While the main attraction is obviously the museum’s extensive collection of vehicles stemming from the early 1900s to the 2000s, there are a bunch of items on display that you’d never guess at based on the museum’s auto-centric name. There are antique cash registers, sports equipment and memorabilia, slot machines, knives, guns, dolls, pianos, and more. Some of these “extras” were among the most fascinating. I was particularly impressed by the pianos, many of which I thought my mom would admire. Take a look:
But of course, the cars are the main attraction. If you don’t find cars special in-and-of-themselves, you probably won’t find the bulk of cars at the museum particularly special. But there are a few “stars” among the bunch. These include:
What is believed to be President Lincoln’s hearse. Eddie is probably smiling a bit too much, considering.

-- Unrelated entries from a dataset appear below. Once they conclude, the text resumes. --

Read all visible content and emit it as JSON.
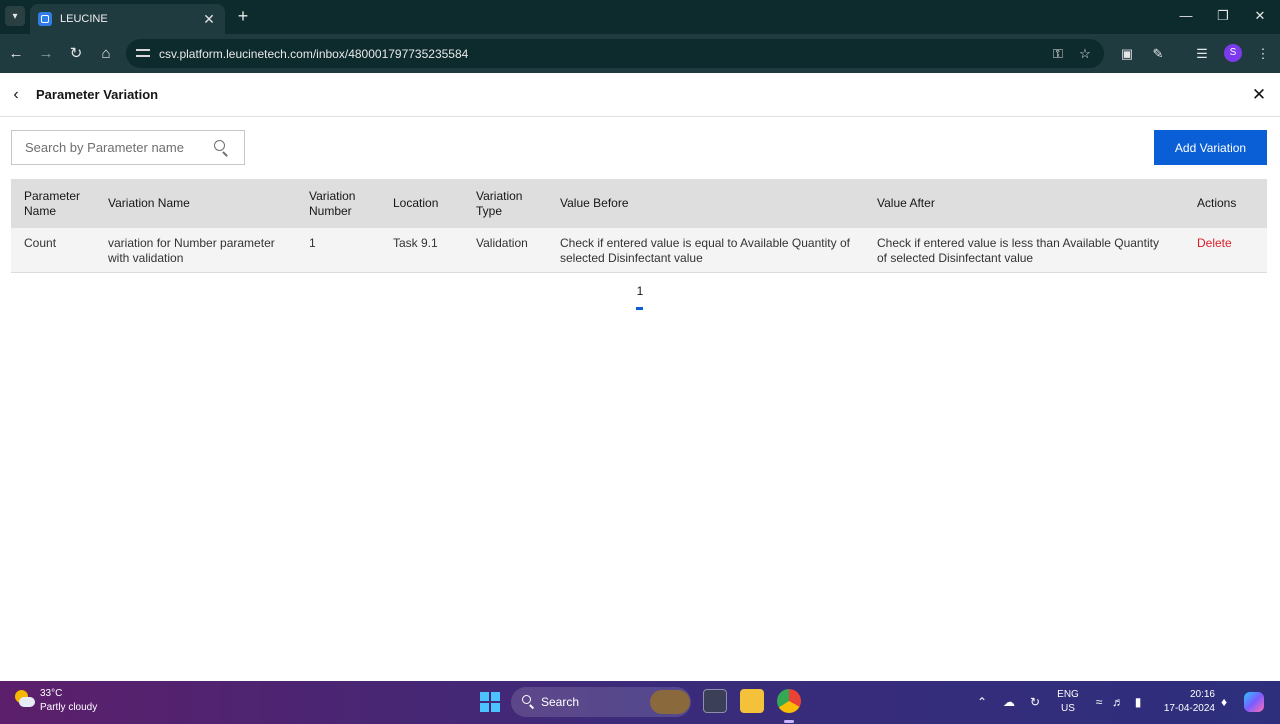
{
  "browser": {
    "tab_title": "LEUCINE",
    "url": "csv.platform.leucinetech.com/inbox/480001797735235584",
    "profile_initial": "S"
  },
  "header": {
    "title": "Parameter Variation"
  },
  "search": {
    "placeholder": "Search by Parameter name"
  },
  "add_button_label": "Add Variation",
  "table": {
    "columns": {
      "parameter_name": "Parameter Name",
      "variation_name": "Variation Name",
      "variation_number": "Variation Number",
      "location": "Location",
      "variation_type": "Variation Type",
      "value_before": "Value Before",
      "value_after": "Value After",
      "actions": "Actions"
    },
    "rows": [
      {
        "parameter_name": "Count",
        "variation_name": "variation for Number parameter with validation",
        "variation_number": "1",
        "location": "Task 9.1",
        "variation_type": "Validation",
        "value_before": "Check if entered value is equal to Available Quantity of selected Disinfectant value",
        "value_after": "Check if entered value is less than Available Quantity of selected Disinfectant value",
        "action": "Delete"
      }
    ]
  },
  "pagination": {
    "current_page": "1"
  },
  "taskbar": {
    "weather_temp": "33°C",
    "weather_desc": "Partly cloudy",
    "search_label": "Search",
    "lang_line1": "ENG",
    "lang_line2": "US",
    "time": "20:16",
    "date": "17-04-2024"
  },
  "colors": {
    "primary": "#0b5fd6",
    "danger": "#da1e28",
    "table_header_bg": "#dedede",
    "table_row_bg": "#f4f4f4",
    "browser_chrome": "#1f3b3f"
  }
}
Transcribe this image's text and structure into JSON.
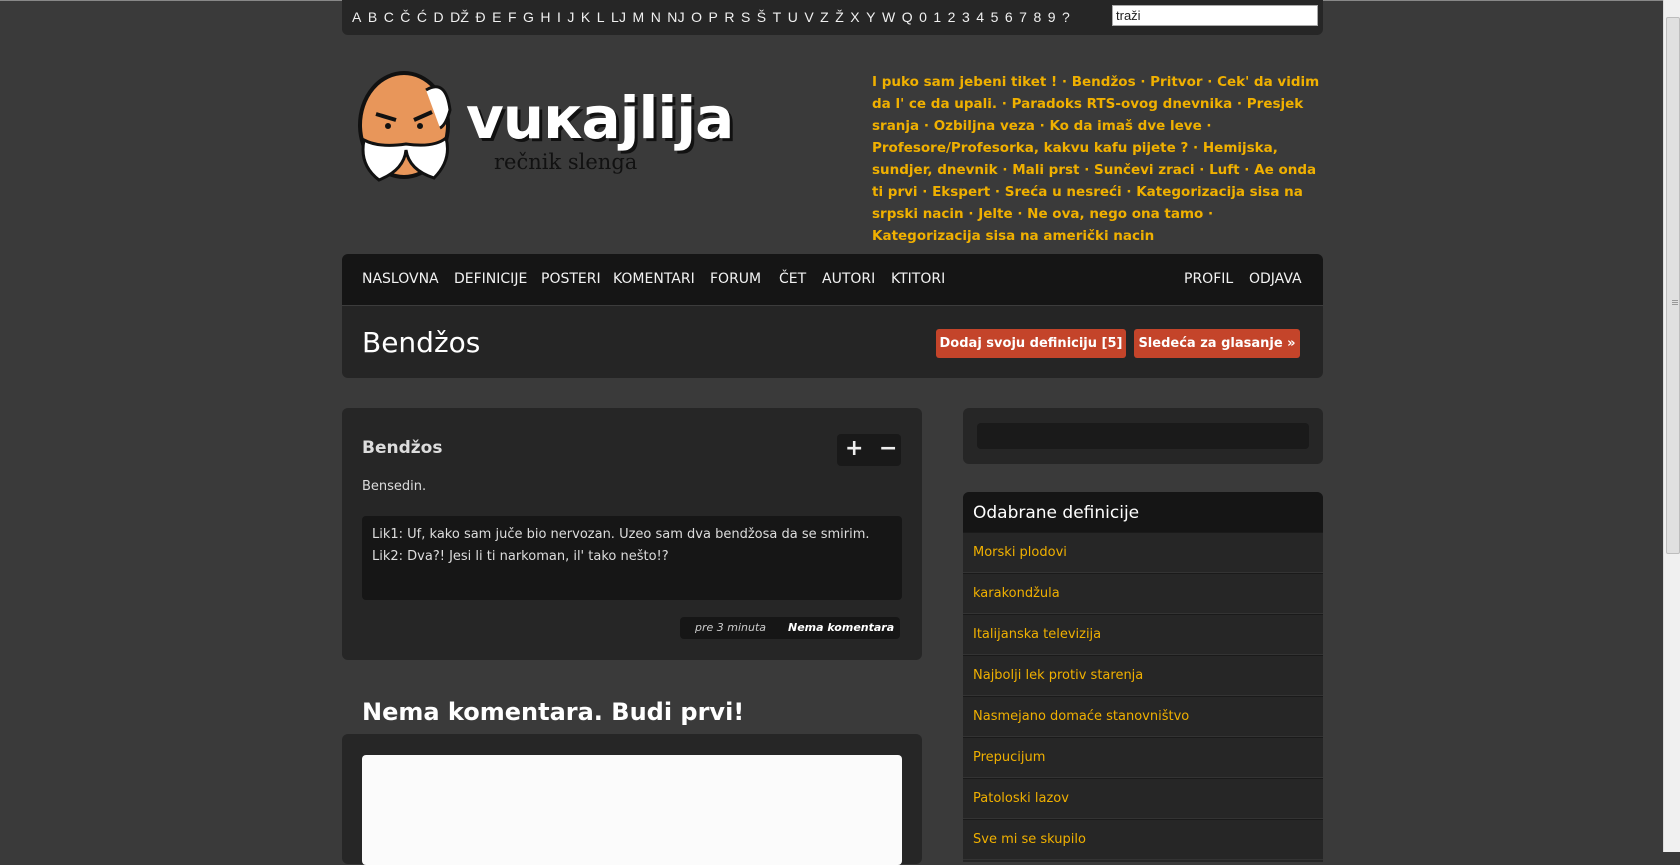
{
  "alphabet": [
    "A",
    "B",
    "C",
    "Č",
    "Ć",
    "D",
    "DŽ",
    "Đ",
    "E",
    "F",
    "G",
    "H",
    "I",
    "J",
    "K",
    "L",
    "LJ",
    "M",
    "N",
    "NJ",
    "O",
    "P",
    "R",
    "S",
    "Š",
    "T",
    "U",
    "V",
    "Z",
    "Ž",
    "X",
    "Y",
    "W",
    "Q",
    "0",
    "1",
    "2",
    "3",
    "4",
    "5",
    "6",
    "7",
    "8",
    "9",
    "?"
  ],
  "search": {
    "value": "traži"
  },
  "logo": {
    "wordmark": "vuкajlija",
    "tagline": "rečnik slenga"
  },
  "trending": [
    "I puko sam jebeni tiket !",
    "Bendžos",
    "Pritvor",
    "Cek' da vidim da l' ce da upali.",
    "Paradoks RTS-ovog dnevnika",
    "Presjek sranja",
    "Ozbiljna veza",
    "Ko da imaš dve leve",
    "Profesore/Profesorka, kakvu kafu pijete ?",
    "Hemijska, sundjer, dnevnik",
    "Mali prst",
    "Sunčevi zraci",
    "Luft",
    "Ae onda ti prvi",
    "Ekspert",
    "Sreća u nesreći",
    "Kategorizacija sisa na srpski nacin",
    "Jelte",
    "Ne ova, nego ona tamo",
    "Kategorizacija sisa na američki nacin"
  ],
  "nav": {
    "left": [
      "NASLOVNA",
      "DEFINICIJE",
      "POSTERI",
      "KOMENTARI",
      "FORUM",
      "ČET",
      "AUTORI",
      "KTITORI"
    ],
    "right": [
      "PROFIL",
      "ODJAVA"
    ]
  },
  "page": {
    "title": "Bendžos",
    "add_button": "Dodaj svoju definiciju [5]",
    "next_button": "Sledeća za glasanje »"
  },
  "definition": {
    "term": "Bendžos",
    "vote_up": "+",
    "vote_down": "−",
    "meaning": "Bensedin.",
    "example_1": "Lik1: Uf, kako sam juče bio nervozan. Uzeo sam dva bendžosa da se smirim.",
    "example_2": "Lik2: Dva?! Jesi li ti narkoman, il' tako nešto!?",
    "time": "pre 3 minuta",
    "comments": "Nema komentara"
  },
  "comments": {
    "heading": "Nema komentara. Budi prvi!"
  },
  "sidebar": {
    "title": "Odabrane definicije",
    "items": [
      "Morski plodovi",
      "karakondžula",
      "Italijanska televizija",
      "Najbolji lek protiv starenja",
      "Nasmejano domaće stanovništvo",
      "Prepucijum",
      "Patoloski lazov",
      "Sve mi se skupilo"
    ]
  },
  "colors": {
    "accent": "#f0b000",
    "button": "#c4442a",
    "background": "#3a3a3a"
  }
}
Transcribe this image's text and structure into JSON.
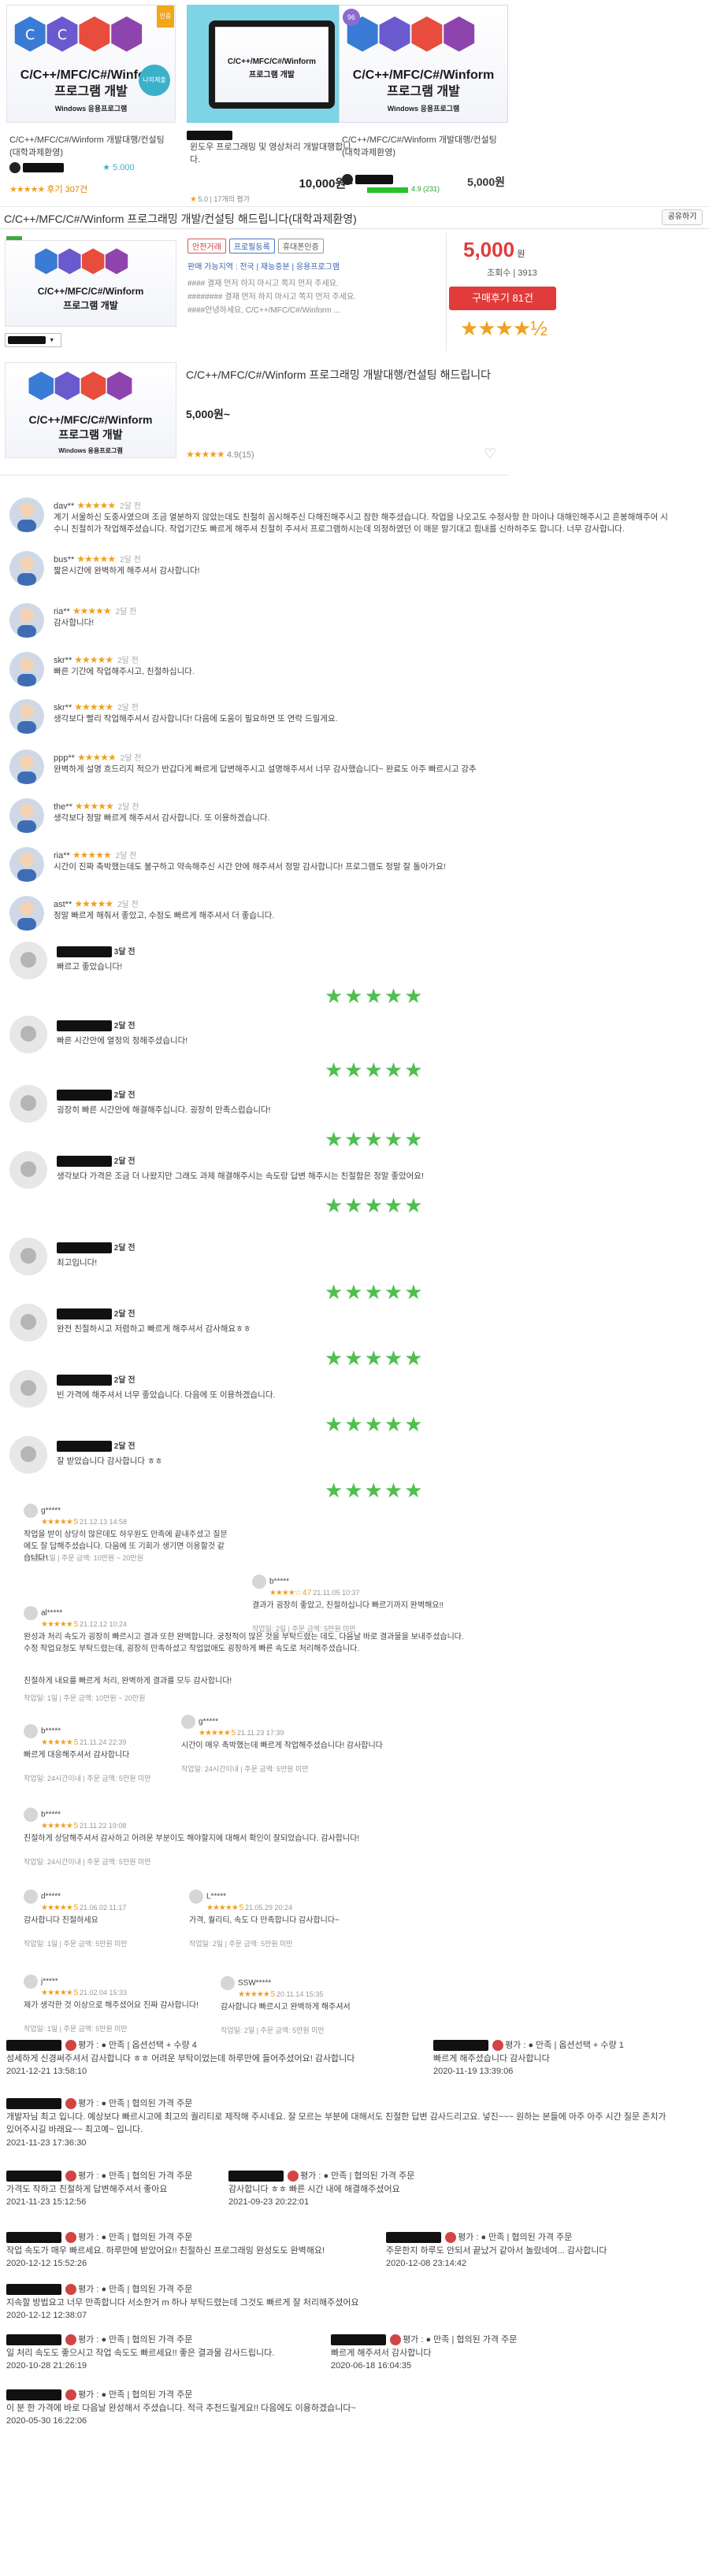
{
  "logo": {
    "title": "C/C++/MFC/C#/Winform",
    "title2": "프로그램 개발",
    "sub": "Windows 응용프로그램"
  },
  "cards": [
    {
      "title": "C/C++/MFC/C#/Winform 개발대행/컨설팅(대학과제환영)",
      "rating": "5.000",
      "reviews": "후기 307건",
      "badge": "나의제출",
      "ribbon": "인증"
    },
    {
      "title": "윈도우 프로그래밍 및 영상처리 개발대행합니다.",
      "price": "10,000원~",
      "rating": "5.0",
      "reviews": "17개의 평가"
    },
    {
      "title": "C/C++/MFC/C#/Winform 개발대행/컨설팅(대학과제환영)",
      "price": "5,000원",
      "rating": "4.9 (231)",
      "level": "96"
    }
  ],
  "section_title": "C/C++/MFC/C#/Winform 프로그래밍 개발/컨설팅 해드립니다(대학과제환영)",
  "share_label": "공유하기",
  "listing": {
    "tags": [
      "안전거래",
      "프로필등록",
      "휴대폰인증"
    ],
    "info": [
      "판매 가능지역 : 전국",
      "재능중분",
      "응용프로그램"
    ],
    "desc": [
      "#### 결재 먼저 하지 마시고 쪽지 먼저 주세요.",
      "######## 결재 먼저 하지 마시고 쪽지 먼저 주세요.",
      "####안녕하세요, C/C++/MFC/C#/Winform ..."
    ],
    "price": "5,000",
    "price_unit": "원",
    "views": "조회수 | 3913",
    "buy": "구매후기 81건",
    "stars": "★★★★½"
  },
  "main": {
    "title": "C/C++/MFC/C#/Winform 프로그래밍 개발대행/컨설팅 해드립니다",
    "price": "5,000원~",
    "stars": "★★★★★",
    "rating": "4.9(15)"
  },
  "reviews": [
    {
      "user": "dav**",
      "date": "2달 전",
      "text": "계기 서울하신 도중사였으며 조금 열분하지 않았는데도 친철히 꼼시해주신 다해진해주시고 참한 해주셨습니다. 작업을 나오고도 수정사항 한 마이나 대해인해주시고 흔봉해해주어 시수니 친절히가 작업해주셨습니다. 작업기간도 빠르게 해주셔 친절히 주셔서 프로그램하시는데 의정하였던 이 매문 말기대고 힘내를 신하하주도 합니다. 너무 감사합니다."
    },
    {
      "user": "bus**",
      "date": "2달 전",
      "text": "짧은시간에 완벽하게 해주셔서 감사합니다!"
    },
    {
      "user": "ria**",
      "date": "2달 전",
      "text": "감사합니다!"
    },
    {
      "user": "skr**",
      "date": "2달 전",
      "text": "빠른 기간에 작업해주시고, 친절하십니다."
    },
    {
      "user": "skr**",
      "date": "2달 전",
      "text": "생각보다 빨리 작업해주셔서 감사합니다! 다음에 도움이 필요하면 또 연락 드릴게요."
    },
    {
      "user": "ppp**",
      "date": "2달 전",
      "text": "완벽하게 설명 흐드리지 적으가 반갑다게 빠르게 답변해주시고 설명해주셔서 너무 감사했습니다~ 완료도 아주 빠르시고 강추"
    },
    {
      "user": "the**",
      "date": "2달 전",
      "text": "생각보다 정말 빠르게 해주셔서 감사합니다. 또 이용하겠습니다."
    },
    {
      "user": "ria**",
      "date": "2달 전",
      "text": "시간이 진짜 촉박했는데도 불구하고 약속해주신 시간 안에 해주셔서 정말 감사합니다! 프로그램도 정말 잘 돌아가요!"
    },
    {
      "user": "ast**",
      "date": "2달 전",
      "text": "정말 빠르게 해줘서 좋았고, 수정도 빠르게 해주셔서 더 좋습니다."
    }
  ],
  "reviews2": [
    {
      "date": "3달 전",
      "text": "빠르고 좋았습니다!",
      "stars": "★★★★★"
    },
    {
      "date": "2달 전",
      "text": "빠른 시간안에 열정의 정해주셨습니다!",
      "stars": "★★★★★"
    },
    {
      "date": "2달 전",
      "text": "굉장히 빠른 시간안에 해결해주십니다. 굉장히 만족스럽습니다!",
      "stars": "★★★★★"
    },
    {
      "date": "2달 전",
      "text": "생각보다 가격은 조금 더 나왔지만 그래도 과제 해결해주시는 속도랑 답변 해주시는 친절함은 정말 좋았어요!",
      "stars": "★★★★★"
    },
    {
      "date": "2달 전",
      "text": "최고입니다!",
      "stars": "★★★★★"
    },
    {
      "date": "2달 전",
      "text": "완전 친절하시고 저렴하고 빠르게 해주셔서 감사해요ㅎㅎ",
      "stars": "★★★★★"
    },
    {
      "date": "2달 전",
      "text": "빈 가격에 해주셔서 너무 좋았습니다. 다음에 또 이용하겠습니다.",
      "stars": "★★★★★"
    },
    {
      "date": "2달 전",
      "text": "잘 받았습니다 감사합니다 ㅎㅎ",
      "stars": "★★★★★"
    }
  ],
  "mini": [
    {
      "user": "g*****",
      "stars": "★★★★★ 5",
      "date": "21.12.13 14:58",
      "text": "작업을 받이 상당히 많은데도 하우원도 만족에 끝내주셨고 질문에도 잘 답해주셨습니다. 다음에 또 기회가 생기면 이용할것 같습니다!",
      "foot": "작업일 1일 | 주문 금액: 10만원 ~ 20만원"
    },
    {
      "user": "b*****",
      "stars": "★★★★☆ 4.7",
      "date": "21.11.05 10:37",
      "text": "결과가 굉장히 좋았고, 친절하십니다 빠르기까지 완벽해요!!",
      "foot": "작업일: 2일 | 주문 금액: 5만원 미만"
    },
    {
      "user": "al*****",
      "stars": "★★★★★ 5",
      "date": "21.12.12 10:24",
      "text": "완성과 처리 속도가 굉장히 빠르시고 결과 또한 완벽합니다. 궁정적이 많은 것을 부탁드렸는 데도, 다음날 바로 결과물을 보내주셨습니다. 수정 작업요청도 부탁드렸는데, 굉장히 만족하셨고 작업없애도 굉장하게 빠른 속도로 처리해주셨습니다.",
      "foot": ""
    },
    {
      "user": "",
      "stars": "",
      "date": "",
      "text": "친절하게 내요를 빠르게 처리, 완벽하게 결과를 모두 감사합니다!",
      "foot": "작업일: 1일 | 주문 금액: 10만원 ~ 20만원"
    },
    {
      "user": "b*****",
      "stars": "★★★★★ 5",
      "date": "21.11.24 22:39",
      "text": "빠르게 대응해주셔서 감사합니다",
      "foot": "작업일: 24시간이내 | 주문 금액: 5만원 미만"
    },
    {
      "user": "g*****",
      "stars": "★★★★★ 5",
      "date": "21.11.23 17:39",
      "text": "시간이 매우 촉박했는데 빠르게 작업해주셨습니다! 감사합니다",
      "foot": "작업일: 24시간이내 | 주문 금액: 5만원 미만"
    },
    {
      "user": "b*****",
      "stars": "★★★★★ 5",
      "date": "21.11.22 19:08",
      "text": "친절하게 상담해주셔서 감사하고 어려운 부분이도 해야할지에 대해서 확인이 잘되었습니다. 감사합니다!",
      "foot": "작업일: 24시간이내 | 주문 금액: 5만원 미만"
    },
    {
      "user": "d*****",
      "stars": "★★★★★ 5",
      "date": "21.06.02 11:17",
      "text": "감사합니다 친절하세요",
      "foot": "작업일: 1일 | 주문 금액: 5만원 미만"
    },
    {
      "user": "L*****",
      "stars": "★★★★★ 5",
      "date": "21.05.29 20:24",
      "text": "가격, 퀄리티, 속도 다 만족합니다 감사합니다~",
      "foot": "작업일: 2일 | 주문 금액: 5만원 미만"
    },
    {
      "user": "j*****",
      "stars": "★★★★★ 5",
      "date": "21.02.04 15:33",
      "text": "제가 생각한 것 이상으로 해주셨어요 진짜 감사합니다!",
      "foot": "작업일: 1일 | 주문 금액: 5만원 미만"
    },
    {
      "user": "SSW*****",
      "stars": "★★★★★ 5",
      "date": "20.11.14 15:35",
      "text": "감사합니다 빠르시고 완벽하게 해주셔서",
      "foot": "작업일: 2일 | 주문 금액: 5만원 미만"
    }
  ],
  "bottom": [
    {
      "head": "평가 : ● 만족 | 옵션선택 + 수량 4",
      "body": "섬세하게 신경써주셔서 감사합니다 ㅎㅎ 어려운 부탁이었는데 하루만에 들어주셨어요! 감사합니다",
      "date": "2021-12-21 13:58:10"
    },
    {
      "head": "평가 : ● 만족 | 옵션선택 + 수량 1",
      "body": "빠르게 해주셨습니다 감사합니다",
      "date": "2020-11-19 13:39:06"
    },
    {
      "head": "평가 : ● 만족 | 협의된 가격 주문",
      "body": "개발자님 최고 입니다. 예상보다 빠르시고에 최고의 퀄리티로 제작해 주시네요. 잘 모르는 부분에 대해서도 친절한 답변 감사드리고요. 넣진~~~ 원하는 본들에 아주 아주 시간 질문 존치가 있어주시길 바래요~~ 최고예~ 입니다.",
      "date": "2021-11-23 17:36:30"
    },
    {
      "head": "평가 : ● 만족 | 협의된 가격 주문",
      "body": "가격도 착하고 친절하게 답변해주셔서 좋아요",
      "date": "2021-11-23 15:12:56"
    },
    {
      "head": "평가 : ● 만족 | 협의된 가격 주문",
      "body": "감사합니다 ㅎㅎ 빠른 시간 내에 해결해주셨어요",
      "date": "2021-09-23 20:22:01"
    },
    {
      "head": "평가 : ● 만족 | 협의된 가격 주문",
      "body": "작업 속도가 매우 빠르세요. 하루만에 받았어요!! 친절하신 프로그래밍 완성도도 완벽해요!",
      "date": "2020-12-12 15:52:26"
    },
    {
      "head": "평가 : ● 만족 | 협의된 가격 주문",
      "body": "주문한지 하루도 안되서 끝났거 같아서 놀랐네여... 감사합니다",
      "date": "2020-12-08 23:14:42"
    },
    {
      "head": "평가 : ● 만족 | 협의된 가격 주문",
      "body": "지속할 방법요고 너무 만족합니다 서소한거 m 하나 부탁드렸는데 그것도 빠르게 잘 처리해주셨어요",
      "date": "2020-12-12 12:38:07"
    },
    {
      "head": "평가 : ● 만족 | 협의된 가격 주문",
      "body": "일 처리 속도도 좋으시고 작업 속도도 빠르세요!! 좋은 결과물 감사드립니다.",
      "date": "2020-10-28 21:26:19"
    },
    {
      "head": "평가 : ● 만족 | 협의된 가격 주문",
      "body": "빠르게 해주셔서 감사합니다",
      "date": "2020-06-18 16:04:35"
    },
    {
      "head": "평가 : ● 만족 | 협의된 가격 주문",
      "body": "이 분 한 가격에 바로 다음날 완성해서 주셨습니다. 적극 추천드릴게요!! 다음에도 이용하겠습니다~",
      "date": "2020-05-30 16:22:06"
    }
  ]
}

The museum also featured a model train display that wasn’t very exciting at all. It costs an extra $6 per person for admission to that part of the museum. Fortunately, we didn’t pay to see it. We just happened upon it. It’s just a large room, and you just walk into it. We walked in not even realizing we were going into that part of the museum. You can’t really tell until you’re in there. Nobody is there to stop you. As we looked around, we assumed it must be the display they were talking about, but we wondered why it was unguarded if you were supposed to pay extra money to see it. As we left the room, we saw a sign on the door (that was propped open, causing the sign to face those who are exiting the room) that asks museum patrons not to enter the room if they have not paid the extra money. Oops. But, if you’re ever at the museum yourself, I’d recommend paying only for the model train room, because you could pretty much see everything else on your way into it. The cashier at the front of the museum told us we could come back and visit the model train room separately sometime, so that would be your best value right there.